By Rep. Karen Bass (D-CA)
When State Department officials testify Thursday on the Sept. 11 attack against the U.S. Consulate in Libya, the nation will have a chance for a Benghazi reset. Deputy Secretary of State William Burns and Deputy Secretary of State for Management and Resources Thomas Nides are expected to present the findings from an accountability review board investigation into the Benghazi attack, providing answers as to whetherthe United States was adequately providing the resources needed to protect our diplomats serving abroad.
After the tragic death of U.S. Ambassador Chris Stevens and three other Americans, our focus from the very beginning should have been on finding answers to why this tragedy occurred and bringing those responsible to justice.
President Barack Obama and Secretary of State Hillary Clinton both agreed and announced the formation of the accountability review board — led by veteran diplomat Thomas Pickering — to provide the American people with answers and a pathway forward for protecting our diplomats.
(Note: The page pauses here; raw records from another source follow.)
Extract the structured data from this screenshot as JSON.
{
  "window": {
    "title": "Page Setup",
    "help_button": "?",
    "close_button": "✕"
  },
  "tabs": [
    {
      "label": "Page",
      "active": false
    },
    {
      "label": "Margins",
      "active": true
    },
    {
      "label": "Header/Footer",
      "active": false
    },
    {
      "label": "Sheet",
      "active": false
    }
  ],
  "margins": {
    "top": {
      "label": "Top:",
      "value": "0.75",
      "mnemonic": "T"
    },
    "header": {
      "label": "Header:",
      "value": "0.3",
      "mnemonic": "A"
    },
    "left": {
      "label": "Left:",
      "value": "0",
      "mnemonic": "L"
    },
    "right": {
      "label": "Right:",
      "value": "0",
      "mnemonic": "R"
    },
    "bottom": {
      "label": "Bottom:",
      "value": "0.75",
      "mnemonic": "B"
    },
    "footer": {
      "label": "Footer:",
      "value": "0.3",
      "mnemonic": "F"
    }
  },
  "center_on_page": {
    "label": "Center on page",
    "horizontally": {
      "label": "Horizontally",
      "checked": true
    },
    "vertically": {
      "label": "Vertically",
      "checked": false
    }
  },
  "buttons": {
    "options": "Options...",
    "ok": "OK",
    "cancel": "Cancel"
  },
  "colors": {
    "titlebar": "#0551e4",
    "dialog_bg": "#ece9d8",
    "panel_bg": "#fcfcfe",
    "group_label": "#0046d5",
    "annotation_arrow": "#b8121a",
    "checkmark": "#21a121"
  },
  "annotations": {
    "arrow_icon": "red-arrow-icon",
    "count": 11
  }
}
Sadly, in these times of overly hyper partisanship, our nation got distracted from the noble cause of finding answers to the Benghazi tragedy. Instead, we drove down the partisan tract of character attacks against U.N. Ambassador Susan Rice, a well-credentialed diplomat.
I fully respect Rice’s decision to remove her name from consideration for secretary of state. Her more than two decades of experience promoting peace and security in regions plagued by instability and crisis made her extraordinarily qualified to serve as America’s top diplomat.
As U.N. ambassador, Rice was steadfast in advancing America’s national security interests, among many accomplishments helping to secure international support for sanctions against our adversaries and support for human rights around the world.
It is unfortunate Rice had to make this decision in the face of such unfounded and unfair character attacks. As I said last week, were she judged fairly based solely on her qualifications for the job, she would’ve made an extraordinary secretary of state.
But those facts are beside the point. The larger story here is that rather than turn our collective attention on finding the Benghazi perpetrators and figuring out the best way to secure our embassies going forward, Washington chose to focus on a partisan witch hunt against a person who hadn’t even been nominated for the job.
This sent a horrible signal to the American people about their government’s ability to put partisanship aside and come together in a crisis. It has long been the standard that politics stops at the water’s edge when it comes to our national security.
Somewhere along the way, we seem to have forgotten that. Americans expect their political leadership to come together when our nation is attacked. Our nation is stronger at home and abroad when we come together to transcend politics and put the interest of the people first. This is what makes America the strongest and most free nation in the world.
Politics stopped a real discussion from happening about America’s ability to strengthen security at our diplomatic posts and improve our intelligence-gathering capabilities in volatile regions of the world. That’s the right discussion to have for the best interest of the country — and it shows the very best of the American people.
Benghazi can be a teachable moment for our country. It never serves our interests to let politics seep through our national security discussions. Furthermore, we should never use politics to malign the character of dedicated public servants like Rice, who have chosen to offer their gifts and intellect in service to our great country. At a time fraught with turmoil in international affairs, we need the very best and brightest to offer themselves in service to their country. The political attacks against Rice discourage those with the talents to serve at such a critical moment, for fear that they too might have their character maligned based on unfounded attacks.
Testimony from Burns and Nides and Rice’s withdrawal from consideration for secretary of state give us the opportunity to finally get this right. We can all come together, listen to the facts and work constructively to enhance our nation’s security and bring the perpetrators of this horrible crime to justice. But it takes all of us working together and putting politics aside for the betterment of our country.
Rep. Karen Bass represents the 33rd District of California. She is a member of the House Foreign Affairs Committee and currently serves as ranking member of the Subcommittee on Africa, Global Health and Human Rights.